### ASSIGNED TASK
Within the lines below, find those that hold the string "setDays" and copy each one.

### DATA FOR THIS EXERCISE
----------

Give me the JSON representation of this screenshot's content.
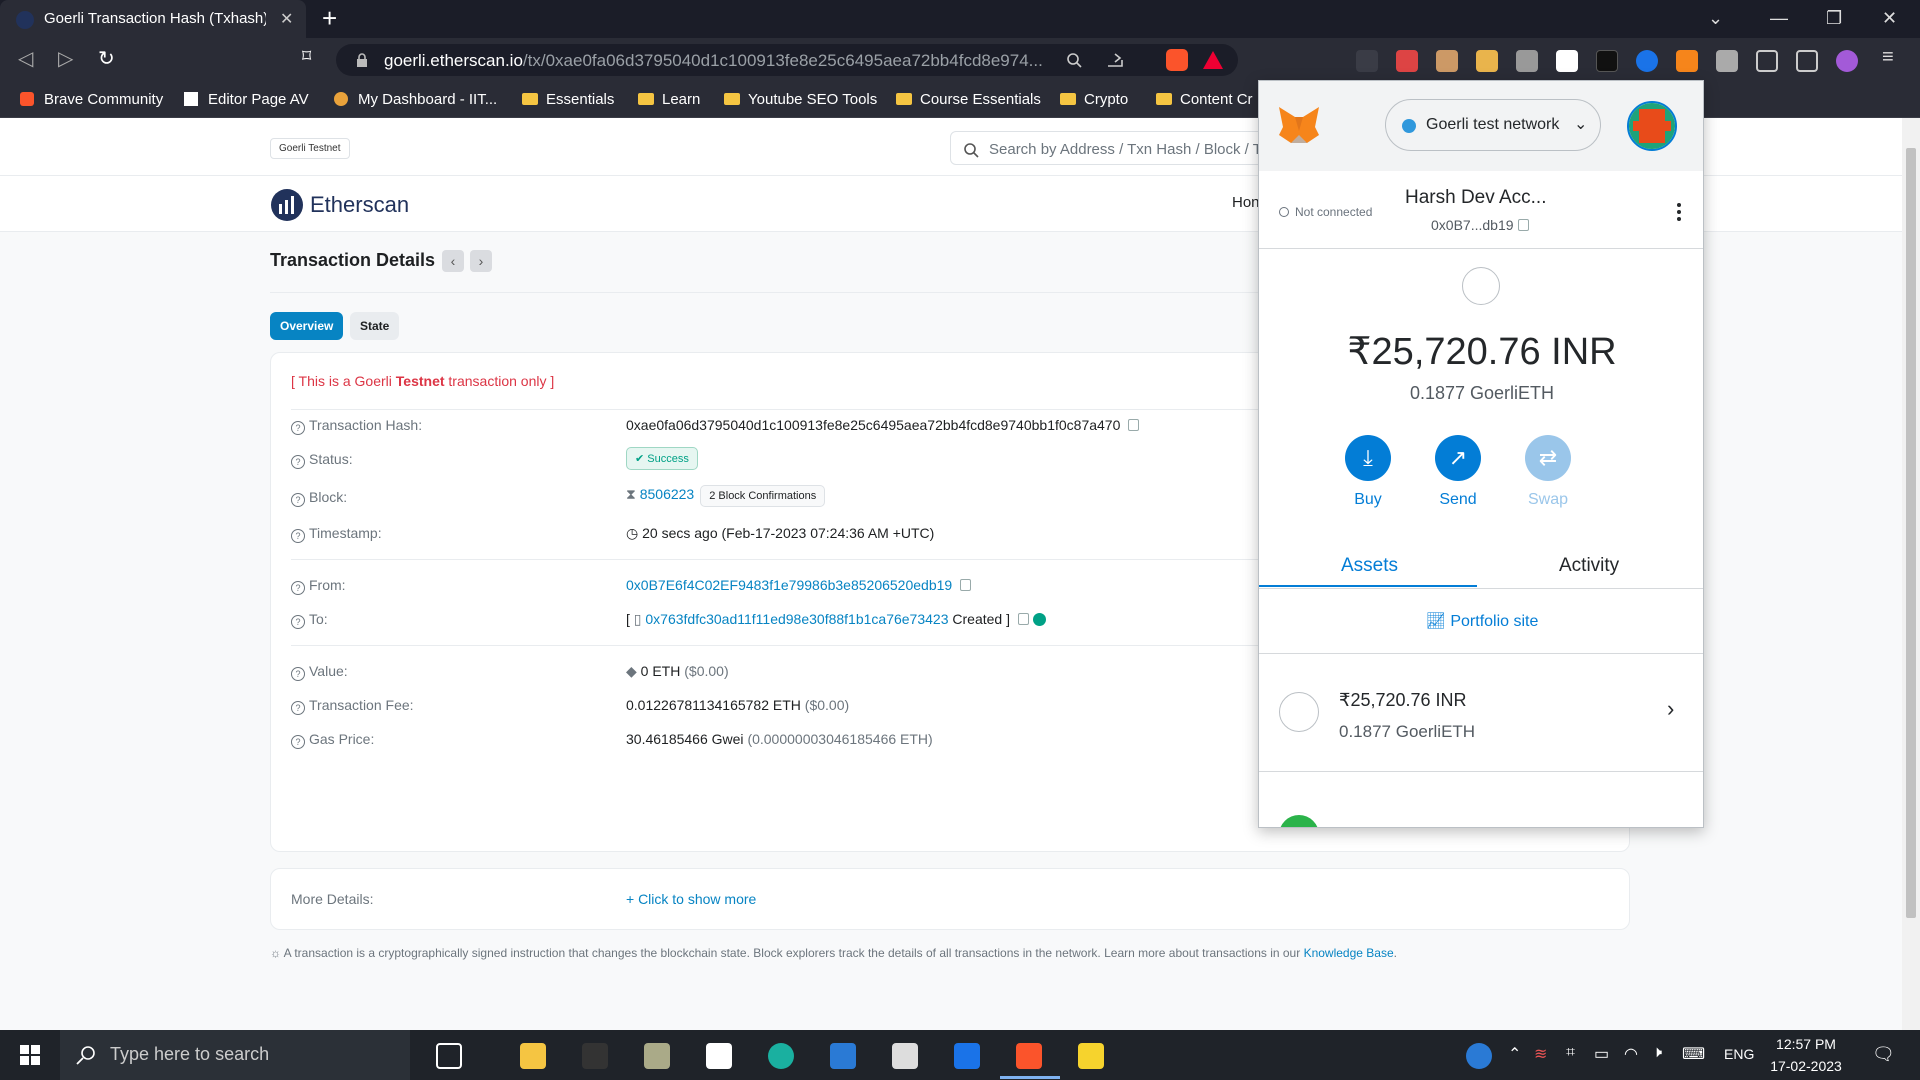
{
  "browser": {
    "tab_title": "Goerli Transaction Hash (Txhash) | E",
    "url_host": "goerli.etherscan.io",
    "url_path": "/tx/0xae0fa06d3795040d1c100913fe8e25c6495aea72bb4fcd8e974...",
    "bookmarks": [
      "Brave Community",
      "Editor Page AV",
      "My Dashboard - IIT...",
      "Essentials",
      "Learn",
      "Youtube SEO Tools",
      "Course Essentials",
      "Crypto",
      "Content Cr"
    ]
  },
  "site": {
    "network_badge": "Goerli Testnet",
    "search_placeholder": "Search by Address / Txn Hash / Block / T",
    "logo_text": "Etherscan",
    "nav_home": "Hon"
  },
  "tx": {
    "page_title": "Transaction Details",
    "tabs": [
      "Overview",
      "State"
    ],
    "testnet_notice_pre": "[ This is a Goerli ",
    "testnet_notice_bold": "Testnet",
    "testnet_notice_post": " transaction only ]",
    "labels": {
      "hash": "Transaction Hash:",
      "status": "Status:",
      "block": "Block:",
      "timestamp": "Timestamp:",
      "from": "From:",
      "to": "To:",
      "value": "Value:",
      "fee": "Transaction Fee:",
      "gas": "Gas Price:",
      "more": "More Details:"
    },
    "hash": "0xae0fa06d3795040d1c100913fe8e25c6495aea72bb4fcd8e9740bb1f0c87a470",
    "status": "Success",
    "block": "8506223",
    "confirmations": "2 Block Confirmations",
    "timestamp": "20 secs ago (Feb-17-2023 07:24:36 AM +UTC)",
    "from": "0x0B7E6f4C02EF9483f1e79986b3e85206520edb19",
    "to_prefix": "[",
    "to": "0x763fdfc30ad11f11ed98e30f88f1b1ca76e73423",
    "to_suffix": "Created ]",
    "value": "0 ETH",
    "value_usd": "($0.00)",
    "fee": "0.01226781134165782 ETH",
    "fee_usd": "($0.00)",
    "gas": "30.46185466 Gwei",
    "gas_eth": "(0.00000003046185466 ETH)",
    "more_link": "+ Click to show more",
    "footnote": "A transaction is a cryptographically signed instruction that changes the blockchain state. Block explorers track the details of all transactions in the network. Learn more about transactions in our ",
    "footnote_link": "Knowledge Base",
    "footnote_end": "."
  },
  "metamask": {
    "network": "Goerli test network",
    "connection": "Not connected",
    "account_name": "Harsh Dev Acc...",
    "account_addr": "0x0B7...db19",
    "balance_fiat": "₹25,720.76 INR",
    "balance_eth": "0.1877 GoerliETH",
    "actions": [
      "Buy",
      "Send",
      "Swap"
    ],
    "tabs": [
      "Assets",
      "Activity"
    ],
    "portfolio": "Portfolio site",
    "asset_fiat": "₹25,720.76 INR",
    "asset_eth": "0.1877 GoerliETH",
    "colors": {
      "primary": "#037dd6",
      "swap_disabled": "#9ac6ea"
    }
  },
  "taskbar": {
    "search_placeholder": "Type here to search",
    "lang": "ENG",
    "time": "12:57 PM",
    "date": "17-02-2023"
  },
  "colors": {
    "link": "#0784c3",
    "success": "#00a186",
    "testnet_red": "#dc3545",
    "etherscan_blue": "#21325b"
  }
}
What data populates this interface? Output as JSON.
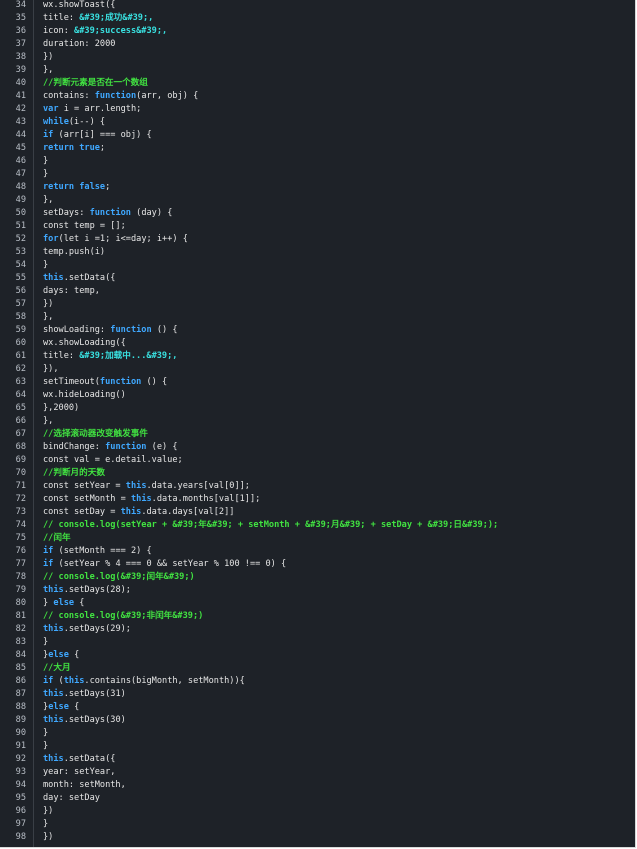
{
  "editor": {
    "lines": [
      {
        "n": "34",
        "segs": [
          [
            "",
            "wx.showToast({"
          ]
        ]
      },
      {
        "n": "35",
        "segs": [
          [
            "",
            "title: "
          ],
          [
            "st",
            "&#39;成功&#39;,"
          ]
        ]
      },
      {
        "n": "36",
        "segs": [
          [
            "",
            "icon: "
          ],
          [
            "st",
            "&#39;success&#39;,"
          ]
        ]
      },
      {
        "n": "37",
        "segs": [
          [
            "",
            "duration: 2000"
          ]
        ]
      },
      {
        "n": "38",
        "segs": [
          [
            "",
            "})"
          ]
        ]
      },
      {
        "n": "39",
        "segs": [
          [
            "",
            "},"
          ]
        ]
      },
      {
        "n": "40",
        "segs": [
          [
            "cm",
            "//判断元素是否在一个数组"
          ]
        ]
      },
      {
        "n": "41",
        "segs": [
          [
            "",
            "contains: "
          ],
          [
            "kw",
            "function"
          ],
          [
            "",
            "(arr, obj) {"
          ]
        ]
      },
      {
        "n": "42",
        "segs": [
          [
            "kw",
            "var"
          ],
          [
            "",
            " i = arr.length;"
          ]
        ]
      },
      {
        "n": "43",
        "segs": [
          [
            "kw",
            "while"
          ],
          [
            "",
            "(i--) {"
          ]
        ]
      },
      {
        "n": "44",
        "segs": [
          [
            "kw",
            "if"
          ],
          [
            "",
            " (arr[i] === obj) {"
          ]
        ]
      },
      {
        "n": "45",
        "segs": [
          [
            "kw",
            "return true"
          ],
          [
            "",
            ";"
          ]
        ]
      },
      {
        "n": "46",
        "segs": [
          [
            "",
            "}"
          ]
        ]
      },
      {
        "n": "47",
        "segs": [
          [
            "",
            "}"
          ]
        ]
      },
      {
        "n": "48",
        "segs": [
          [
            "kw",
            "return false"
          ],
          [
            "",
            ";"
          ]
        ]
      },
      {
        "n": "49",
        "segs": [
          [
            "",
            "},"
          ]
        ]
      },
      {
        "n": "50",
        "segs": [
          [
            "",
            "setDays: "
          ],
          [
            "kw",
            "function"
          ],
          [
            "",
            " (day) {"
          ]
        ]
      },
      {
        "n": "51",
        "segs": [
          [
            "",
            "const temp = [];"
          ]
        ]
      },
      {
        "n": "52",
        "segs": [
          [
            "kw",
            "for"
          ],
          [
            "",
            "(let i =1; i<=day; i++) {"
          ]
        ]
      },
      {
        "n": "53",
        "segs": [
          [
            "",
            "temp.push(i)"
          ]
        ]
      },
      {
        "n": "54",
        "segs": [
          [
            "",
            "}"
          ]
        ]
      },
      {
        "n": "55",
        "segs": [
          [
            "kw",
            "this"
          ],
          [
            "",
            ".setData({"
          ]
        ]
      },
      {
        "n": "56",
        "segs": [
          [
            "",
            "days: temp,"
          ]
        ]
      },
      {
        "n": "57",
        "segs": [
          [
            "",
            "})"
          ]
        ]
      },
      {
        "n": "58",
        "segs": [
          [
            "",
            "},"
          ]
        ]
      },
      {
        "n": "59",
        "segs": [
          [
            "",
            "showLoading: "
          ],
          [
            "kw",
            "function"
          ],
          [
            "",
            " () {"
          ]
        ]
      },
      {
        "n": "60",
        "segs": [
          [
            "",
            "wx.showLoading({"
          ]
        ]
      },
      {
        "n": "61",
        "segs": [
          [
            "",
            "title: "
          ],
          [
            "st",
            "&#39;加载中...&#39;,"
          ]
        ]
      },
      {
        "n": "62",
        "segs": [
          [
            "",
            "}),"
          ]
        ]
      },
      {
        "n": "63",
        "segs": [
          [
            "",
            "setTimeout("
          ],
          [
            "kw",
            "function"
          ],
          [
            "",
            " () {"
          ]
        ]
      },
      {
        "n": "64",
        "segs": [
          [
            "",
            "wx.hideLoading()"
          ]
        ]
      },
      {
        "n": "65",
        "segs": [
          [
            "",
            "},2000)"
          ]
        ]
      },
      {
        "n": "66",
        "segs": [
          [
            "",
            "},"
          ]
        ]
      },
      {
        "n": "67",
        "segs": [
          [
            "cm",
            "//选择滚动器改变触发事件"
          ]
        ]
      },
      {
        "n": "68",
        "segs": [
          [
            "",
            "bindChange: "
          ],
          [
            "kw",
            "function"
          ],
          [
            "",
            " (e) {"
          ]
        ]
      },
      {
        "n": "69",
        "segs": [
          [
            "",
            "const val = e.detail.value;"
          ]
        ]
      },
      {
        "n": "70",
        "segs": [
          [
            "cm",
            "//判断月的天数"
          ]
        ]
      },
      {
        "n": "71",
        "segs": [
          [
            "",
            "const setYear = "
          ],
          [
            "kw",
            "this"
          ],
          [
            "",
            ".data.years[val[0]];"
          ]
        ]
      },
      {
        "n": "72",
        "segs": [
          [
            "",
            "const setMonth = "
          ],
          [
            "kw",
            "this"
          ],
          [
            "",
            ".data.months[val[1]];"
          ]
        ]
      },
      {
        "n": "73",
        "segs": [
          [
            "",
            "const setDay = "
          ],
          [
            "kw",
            "this"
          ],
          [
            "",
            ".data.days[val[2]]"
          ]
        ]
      },
      {
        "n": "74",
        "segs": [
          [
            "cm",
            "// console.log(setYear + &#39;年&#39; + setMonth + &#39;月&#39; + setDay + &#39;日&#39;);"
          ]
        ]
      },
      {
        "n": "75",
        "segs": [
          [
            "cm",
            "//闰年"
          ]
        ]
      },
      {
        "n": "76",
        "segs": [
          [
            "kw",
            "if"
          ],
          [
            "",
            " (setMonth === 2) {"
          ]
        ]
      },
      {
        "n": "77",
        "segs": [
          [
            "kw",
            "if"
          ],
          [
            "",
            " (setYear % 4 === 0 && setYear % 100 !== 0) {"
          ]
        ]
      },
      {
        "n": "78",
        "segs": [
          [
            "cm",
            "// console.log(&#39;闰年&#39;)"
          ]
        ]
      },
      {
        "n": "79",
        "segs": [
          [
            "kw",
            "this"
          ],
          [
            "",
            ".setDays(28);"
          ]
        ]
      },
      {
        "n": "80",
        "segs": [
          [
            "",
            "} "
          ],
          [
            "kw",
            "else"
          ],
          [
            "",
            " {"
          ]
        ]
      },
      {
        "n": "81",
        "segs": [
          [
            "cm",
            "// console.log(&#39;非闰年&#39;)"
          ]
        ]
      },
      {
        "n": "82",
        "segs": [
          [
            "kw",
            "this"
          ],
          [
            "",
            ".setDays(29);"
          ]
        ]
      },
      {
        "n": "83",
        "segs": [
          [
            "",
            "}"
          ]
        ]
      },
      {
        "n": "84",
        "segs": [
          [
            "",
            "}"
          ],
          [
            "kw",
            "else"
          ],
          [
            "",
            " {"
          ]
        ]
      },
      {
        "n": "85",
        "segs": [
          [
            "cm",
            "//大月"
          ]
        ]
      },
      {
        "n": "86",
        "segs": [
          [
            "kw",
            "if"
          ],
          [
            "",
            " ("
          ],
          [
            "kw",
            "this"
          ],
          [
            "",
            ".contains(bigMonth, setMonth)){"
          ]
        ]
      },
      {
        "n": "87",
        "segs": [
          [
            "kw",
            "this"
          ],
          [
            "",
            ".setDays(31)"
          ]
        ]
      },
      {
        "n": "88",
        "segs": [
          [
            "",
            "}"
          ],
          [
            "kw",
            "else"
          ],
          [
            "",
            " {"
          ]
        ]
      },
      {
        "n": "89",
        "segs": [
          [
            "kw",
            "this"
          ],
          [
            "",
            ".setDays(30)"
          ]
        ]
      },
      {
        "n": "90",
        "segs": [
          [
            "",
            "}"
          ]
        ]
      },
      {
        "n": "91",
        "segs": [
          [
            "",
            "}"
          ]
        ]
      },
      {
        "n": "92",
        "segs": [
          [
            "kw",
            "this"
          ],
          [
            "",
            ".setData({"
          ]
        ]
      },
      {
        "n": "93",
        "segs": [
          [
            "",
            "year: setYear,"
          ]
        ]
      },
      {
        "n": "94",
        "segs": [
          [
            "",
            "month: setMonth,"
          ]
        ]
      },
      {
        "n": "95",
        "segs": [
          [
            "",
            "day: setDay"
          ]
        ]
      },
      {
        "n": "96",
        "segs": [
          [
            "",
            "})"
          ]
        ]
      },
      {
        "n": "97",
        "segs": [
          [
            "",
            "}"
          ]
        ]
      },
      {
        "n": "98",
        "segs": [
          [
            "",
            "})"
          ]
        ]
      }
    ]
  }
}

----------

### REPLY
            "setDays: "
            ".setDays(28);"
            ".setDays(29);"
            ".setDays(31)"
            ".setDays(30)"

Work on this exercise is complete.